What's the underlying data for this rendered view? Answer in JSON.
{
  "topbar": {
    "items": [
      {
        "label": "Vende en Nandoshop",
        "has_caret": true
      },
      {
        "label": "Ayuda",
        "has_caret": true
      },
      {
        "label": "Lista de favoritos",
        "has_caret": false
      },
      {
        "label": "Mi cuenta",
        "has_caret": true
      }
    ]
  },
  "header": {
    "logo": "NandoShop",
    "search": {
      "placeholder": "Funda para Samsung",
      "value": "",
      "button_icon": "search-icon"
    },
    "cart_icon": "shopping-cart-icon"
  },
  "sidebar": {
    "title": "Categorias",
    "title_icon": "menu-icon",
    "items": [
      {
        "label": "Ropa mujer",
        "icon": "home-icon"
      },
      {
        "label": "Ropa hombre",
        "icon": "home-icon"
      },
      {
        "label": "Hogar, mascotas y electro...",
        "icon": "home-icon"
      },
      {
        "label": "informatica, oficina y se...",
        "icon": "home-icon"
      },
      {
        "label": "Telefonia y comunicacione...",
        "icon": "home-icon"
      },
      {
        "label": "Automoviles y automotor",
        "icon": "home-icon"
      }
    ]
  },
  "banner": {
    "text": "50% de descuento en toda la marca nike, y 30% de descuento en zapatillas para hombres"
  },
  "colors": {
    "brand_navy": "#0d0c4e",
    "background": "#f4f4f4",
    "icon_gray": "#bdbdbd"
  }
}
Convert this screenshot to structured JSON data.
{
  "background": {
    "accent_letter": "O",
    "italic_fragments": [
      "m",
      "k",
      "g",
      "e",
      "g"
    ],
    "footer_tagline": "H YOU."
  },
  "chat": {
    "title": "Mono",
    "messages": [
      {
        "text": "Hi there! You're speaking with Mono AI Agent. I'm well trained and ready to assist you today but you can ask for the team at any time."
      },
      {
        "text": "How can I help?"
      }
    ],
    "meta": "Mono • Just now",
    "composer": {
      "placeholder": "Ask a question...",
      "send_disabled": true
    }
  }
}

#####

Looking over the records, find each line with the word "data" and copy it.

What's the underlying data for this rendered view? Answer in JSON.
Convert this screenshot to structured JSON data.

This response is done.